Stet by Diana Athill was first published in 2000. She decided to write this book when she realised that when she died all of her memories would be erased. I’m glad she decided to share them although she has gone on to live another 18 years since this one was published and has written more books.
This one is about how she became an editor and helped to found the publishing house Andre Deutsch. How they went about building up the business and the problems involved. It has to be said that for her the main problem seems to have been Andre Deutsch himself, and she does say that people have asked her over the years why she put up with being so badly treated by him. I suppose it was completely different times for women and she seems to have just felt very lucky to have a job that she enjoyed. However she was paid appallingly badly, considering that she was often hailed as the best editor in London. I suspect that she had a distaste of talking about money and pay rises.
She mentions that in the 1970s she was only being paid around £10,000 a year and she never got more than £15,000. I happened to be living and working close to London in the 1970s and I was earning over £10,000 as a very lowly ‘librarian’ in the NHS.
In part two of this book Athill has written individual chapters on some of her favourite Andre Deutsch writers. Mordecai Richler, Brain Moore, Jean Rhys, Alfred Chester, V.S. Naipaul and Molly Keene. She seems to have got very involved with them and their private lives. I’m not sure how normal this is for an editor. I suspect it’s only necessary when writers are quite chaotic, as they often are.
I’ve come to realise that I’m usually better off not knowing a lot about authors I like as they’re often a disappointment to me in their personal lives. Gosh that makes me sound so judgemental and po-faced – but Jean Rhys in particular was a nightmare! It is a strange thing that quite a lot of female authors seem to have abandoned their children to almost strangers. Muriel Spark did that too and I know that Enid Blyton was interested in all children except her own, allegedly.

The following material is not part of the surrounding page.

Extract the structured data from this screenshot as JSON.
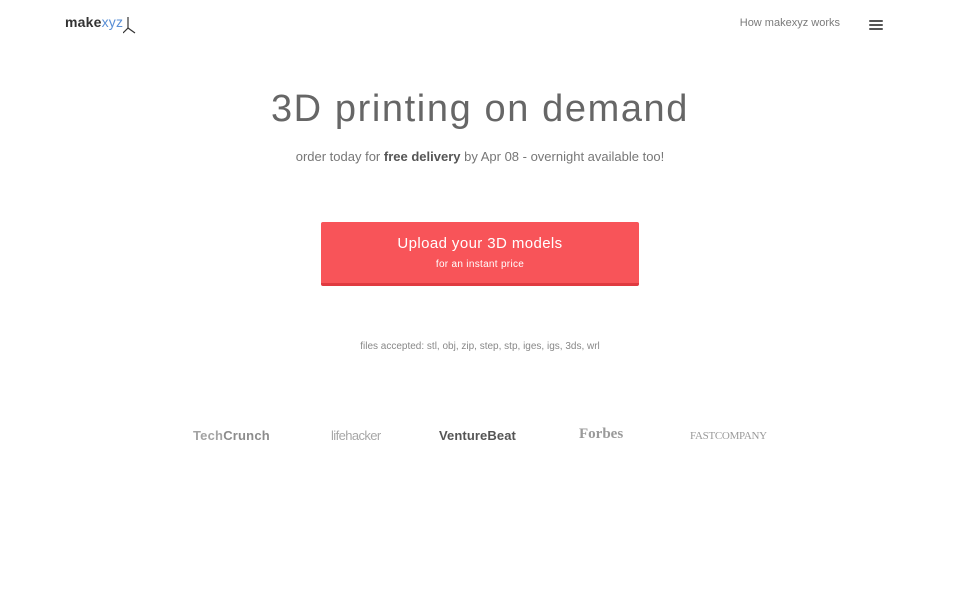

Anyway Stet is an interesting read although again Athill mentions Angela Thirkell as a writer that she really disliked. She says in this one that Thirkell is just embarrassing. I suspect that possibly this is because Athill’s sense of humour is very different from Thirkell’s. Or maybe she knew her and disliked her as a terrific snob, which she undoubtedly was, and also no great shakes as a mother either I think.
Anyway, I’ve wandered as is often my wont. Stet is an interesting and enjoyable read.